“Artificial Intelligence is a powerful tool that can help law enforcement keep citizens safe,” IBM’s Krishna wrote. “But vendors and users of Al systems have a shared responsibility to ensure that Al is tested for bias, particularity [sic] when used in law enforcement, and that such bias testing is audited and reported.”

It’s unclear what impact IBM’s exit of the facial recognition software business will have on the industry as a whole. Advanced CNN-based facial recognition applications are readily available on the public clouds.

For example, Amazon Web Services offers Rekognition, a suite of tools for identifying objects, people, text, scenes, activities, and faces in video and still images. (On June 10, Amazon announced that it was banning law enforcement from using Rekognition for one year.) Microsoft Azure offers Face, which customers can use to train algorithms on up to 1 million images of people’s faces supplied by customers. Google Cloud offers its Vision API, which can be used to train a deep learning system to detect people’s faces.

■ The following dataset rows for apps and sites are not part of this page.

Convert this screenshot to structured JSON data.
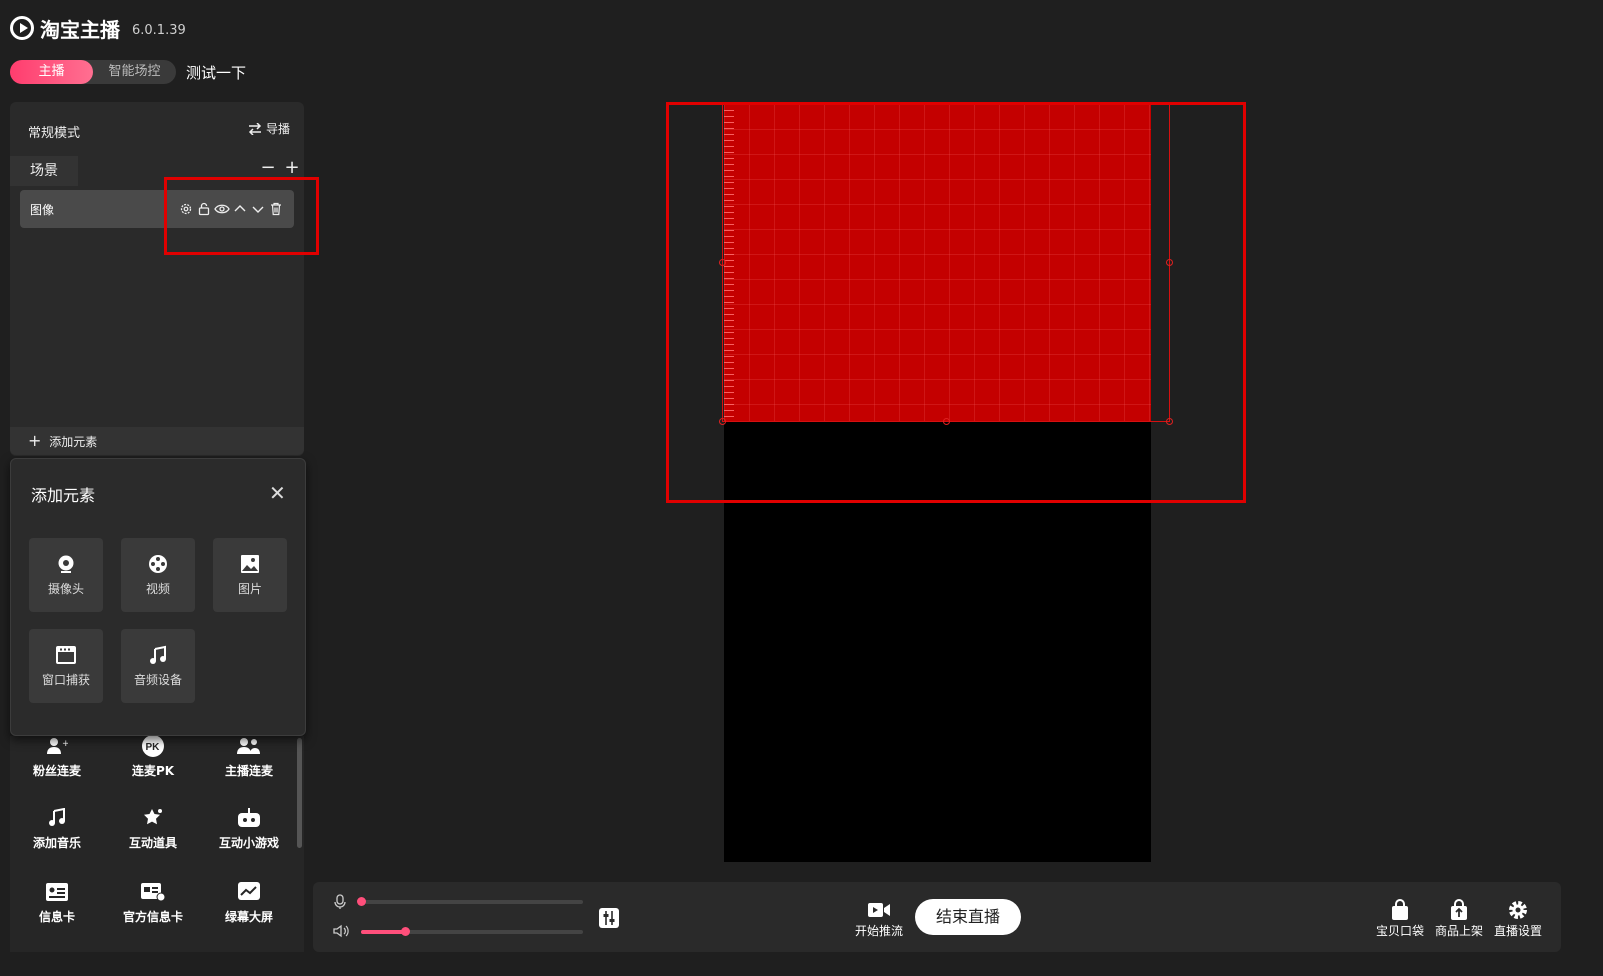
{
  "app": {
    "name": "淘宝主播",
    "version": "6.0.1.39"
  },
  "mode_tabs": [
    "主播",
    "智能场控"
  ],
  "room_title": "测试一下",
  "scene_panel": {
    "mode_label": "常规模式",
    "guide_label": "导播",
    "scene_tab": "场景",
    "minus": "−",
    "plus": "+",
    "layer_name": "图像",
    "add_element_label": "添加元素"
  },
  "add_popup": {
    "title": "添加元素",
    "close": "✕",
    "tiles": [
      {
        "label": "摄像头",
        "icon": "webcam-icon"
      },
      {
        "label": "视频",
        "icon": "film-reel-icon"
      },
      {
        "label": "图片",
        "icon": "image-icon"
      },
      {
        "label": "窗口捕获",
        "icon": "window-icon"
      },
      {
        "label": "音频设备",
        "icon": "music-note-icon"
      }
    ]
  },
  "tools": [
    {
      "label": "粉丝连麦",
      "icon": "fans-link-icon"
    },
    {
      "label": "连麦PK",
      "icon": "pk-icon"
    },
    {
      "label": "主播连麦",
      "icon": "anchor-link-icon"
    },
    {
      "label": "添加音乐",
      "icon": "music-icon"
    },
    {
      "label": "互动道具",
      "icon": "props-icon"
    },
    {
      "label": "互动小游戏",
      "icon": "game-icon"
    },
    {
      "label": "信息卡",
      "icon": "info-card-icon"
    },
    {
      "label": "官方信息卡",
      "icon": "official-card-icon"
    },
    {
      "label": "绿幕大屏",
      "icon": "green-screen-icon"
    }
  ],
  "audio": {
    "mic_level": 0.0,
    "speaker_level": 0.2
  },
  "bottom": {
    "push_label": "开始推流",
    "end_live_label": "结束直播",
    "right_buttons": [
      {
        "label": "宝贝口袋",
        "icon": "bag-icon"
      },
      {
        "label": "商品上架",
        "icon": "upload-bag-icon"
      },
      {
        "label": "直播设置",
        "icon": "gear-icon"
      }
    ]
  },
  "colors": {
    "accent": "#ff4f7b",
    "image_layer": "#c40000",
    "highlight": "#e00000"
  }
}
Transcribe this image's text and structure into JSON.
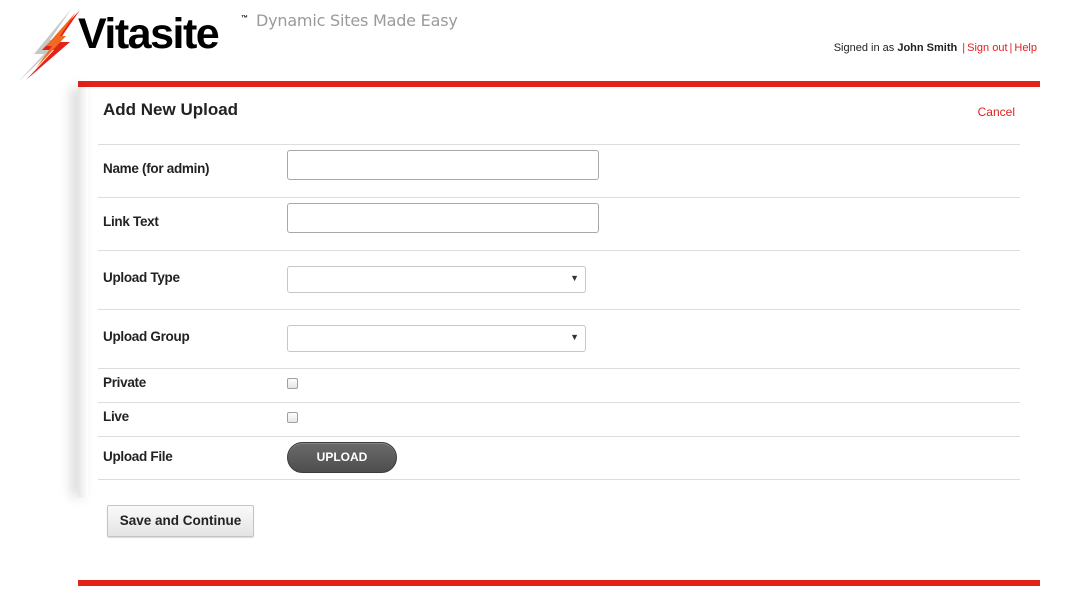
{
  "header": {
    "logo_text": "Vitasite",
    "logo_tm": "™",
    "tagline": "Dynamic Sites Made Easy",
    "signed_in_prefix": "Signed in as",
    "user_name": "John Smith",
    "sign_out_label": "Sign out",
    "separator": "|",
    "help_label": "Help"
  },
  "form": {
    "title": "Add New Upload",
    "cancel_label": "Cancel",
    "fields": {
      "name": {
        "label": "Name (for admin)",
        "value": ""
      },
      "link_text": {
        "label": "Link Text",
        "value": ""
      },
      "upload_type": {
        "label": "Upload Type",
        "selected": ""
      },
      "upload_group": {
        "label": "Upload Group",
        "selected": ""
      },
      "private": {
        "label": "Private",
        "checked": false
      },
      "live": {
        "label": "Live",
        "checked": false
      },
      "upload_file": {
        "label": "Upload File",
        "button_label": "UPLOAD"
      }
    },
    "save_label": "Save and Continue"
  },
  "colors": {
    "accent": "#e2231a",
    "link": "#e02020",
    "tagline": "#9a9a9a",
    "upload_button": "#5a5a5a"
  },
  "icons": {
    "logo": "lightning-bolt-icon",
    "select_arrow": "triangle-down-icon"
  }
}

Enforcing a ban on facial recognition technology could be problematic. For example, would only the latest facial recognition technology based on CNNs be banned, or would it extend to older (and less accurate) forms of the technology? Would such a ban prevent the technology from being used to identify missing children?

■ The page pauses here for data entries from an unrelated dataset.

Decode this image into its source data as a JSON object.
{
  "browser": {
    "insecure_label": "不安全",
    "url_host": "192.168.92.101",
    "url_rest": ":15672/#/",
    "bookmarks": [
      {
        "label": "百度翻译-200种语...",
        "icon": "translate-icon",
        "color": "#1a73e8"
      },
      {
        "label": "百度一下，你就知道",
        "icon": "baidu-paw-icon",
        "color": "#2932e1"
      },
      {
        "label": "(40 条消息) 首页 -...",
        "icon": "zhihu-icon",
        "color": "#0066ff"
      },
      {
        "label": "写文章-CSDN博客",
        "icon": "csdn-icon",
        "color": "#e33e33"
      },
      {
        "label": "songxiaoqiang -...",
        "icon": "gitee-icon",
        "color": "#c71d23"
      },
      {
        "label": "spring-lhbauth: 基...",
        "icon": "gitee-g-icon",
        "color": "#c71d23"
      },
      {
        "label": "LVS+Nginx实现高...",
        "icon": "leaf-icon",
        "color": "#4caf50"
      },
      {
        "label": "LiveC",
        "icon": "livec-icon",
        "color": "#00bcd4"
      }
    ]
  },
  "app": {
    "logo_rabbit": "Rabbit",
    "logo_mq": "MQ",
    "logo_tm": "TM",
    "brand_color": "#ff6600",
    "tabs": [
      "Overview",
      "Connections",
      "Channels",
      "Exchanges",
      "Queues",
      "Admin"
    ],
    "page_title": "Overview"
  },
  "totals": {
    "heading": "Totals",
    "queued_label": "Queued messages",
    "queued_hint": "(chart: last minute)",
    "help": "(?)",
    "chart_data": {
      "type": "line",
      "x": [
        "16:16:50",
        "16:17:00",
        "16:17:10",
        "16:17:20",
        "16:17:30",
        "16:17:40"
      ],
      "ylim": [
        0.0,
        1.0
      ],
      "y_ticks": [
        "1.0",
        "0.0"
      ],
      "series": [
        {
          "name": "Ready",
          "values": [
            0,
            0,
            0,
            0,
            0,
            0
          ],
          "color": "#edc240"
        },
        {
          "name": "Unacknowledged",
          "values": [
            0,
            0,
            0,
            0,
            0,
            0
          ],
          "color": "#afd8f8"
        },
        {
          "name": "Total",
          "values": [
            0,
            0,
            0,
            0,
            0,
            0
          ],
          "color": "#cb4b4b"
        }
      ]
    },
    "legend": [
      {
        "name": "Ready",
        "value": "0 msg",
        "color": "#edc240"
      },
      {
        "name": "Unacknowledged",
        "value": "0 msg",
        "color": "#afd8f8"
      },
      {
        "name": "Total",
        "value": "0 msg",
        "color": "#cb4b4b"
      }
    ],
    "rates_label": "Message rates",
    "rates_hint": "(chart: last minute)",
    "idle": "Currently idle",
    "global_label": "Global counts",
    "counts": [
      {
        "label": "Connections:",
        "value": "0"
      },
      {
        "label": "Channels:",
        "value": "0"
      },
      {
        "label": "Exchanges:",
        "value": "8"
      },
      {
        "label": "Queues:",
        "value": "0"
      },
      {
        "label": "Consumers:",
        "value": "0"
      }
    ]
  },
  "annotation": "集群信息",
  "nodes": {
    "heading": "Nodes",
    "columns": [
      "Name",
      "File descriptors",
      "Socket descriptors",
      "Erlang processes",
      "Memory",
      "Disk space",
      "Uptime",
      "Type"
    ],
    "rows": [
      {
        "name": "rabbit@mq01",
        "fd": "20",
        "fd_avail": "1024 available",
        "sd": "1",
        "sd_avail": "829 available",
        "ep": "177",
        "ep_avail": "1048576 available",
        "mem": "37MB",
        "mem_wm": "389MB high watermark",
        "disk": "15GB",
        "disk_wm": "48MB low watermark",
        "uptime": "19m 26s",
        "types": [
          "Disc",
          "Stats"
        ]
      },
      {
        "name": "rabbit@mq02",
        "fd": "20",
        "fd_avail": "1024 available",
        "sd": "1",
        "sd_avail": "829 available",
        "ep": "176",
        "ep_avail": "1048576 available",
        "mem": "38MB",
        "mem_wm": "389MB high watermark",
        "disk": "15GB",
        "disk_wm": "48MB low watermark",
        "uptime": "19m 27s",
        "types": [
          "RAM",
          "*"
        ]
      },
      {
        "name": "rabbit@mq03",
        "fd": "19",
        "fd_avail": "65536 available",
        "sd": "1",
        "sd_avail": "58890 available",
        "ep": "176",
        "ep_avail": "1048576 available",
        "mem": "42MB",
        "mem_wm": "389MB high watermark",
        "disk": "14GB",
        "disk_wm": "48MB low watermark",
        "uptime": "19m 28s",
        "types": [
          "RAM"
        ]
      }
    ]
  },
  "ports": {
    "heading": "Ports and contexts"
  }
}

According to Forrester analyst Kjell Carlsson, the facial recognition genie is out of the bottle, and it will be extremely difficult, if not impossible, to put it back in.

“As a technology evangelist, I’m worried about it from the point of view of, Hey you’re going to stop all these folks from innovating and doing good things with these technologies as well as bad,” Carlsson told EnterpriseAI sister publication Datanami earlier this year. “But really the bigger concern for me is that, actually you’re not going to do any good in terms of preventing people from doing bad things with this.”

Instead of instituting a ban that would drive facial recognition technology underground and empower potentially bad actors to use it, a better approach would be to pave the way to encouraging ethical and responsible use of AI, which would keep big vendors with a lot of reputational risk in the game, Carlsson said.

Carlsson specifically cited Google’s approach to facial recognition technology as a good potential model to follow. Google has been a bit gun shy on providing facial recognition technology since a 2015 episode in which its product misidentified black people as gorillas. Since then, it hasn’t offered shrink-wrapped facial recognition services, but continues to offer facial recognition tools that developers can use.

“I think [Google] could do facial recognition better than others because so many of the unethical uses of AI are not intentional — it’s just people are not doing it well,” Carlsson said in March. It takes a certain amount of experience and understanding to build an ethical facial recognition system, and there are a lot of variables to consider, according to Carlsson, including how the model is architected, what training data is used, whether the chosen use case is suitable for the product, and how any disparities or challenges are mitigated.

Facial recognition is such a sensitive subject that Google has devoted a lengthy webpage to explaining its approach. “We’ve seen how useful the spectrum of face-related technologies can be for people and for society overall. It can make products safer and more secure…It can also be used for tremendous social good,” it writes. “But it’s important to develop these technologies the right way.”

This story first appeared at sister website Datanami.


About the author: George Leopold

George Leopold has written about science and technology for more than 30 years, focusing on electronics and aerospace technology. He previously served as executive editor of Electronic Engineering Times. Leopold is the author of "Calculated Risk: The Supersonic Life and Times of Gus Grissom" (Purdue University Press, 2016).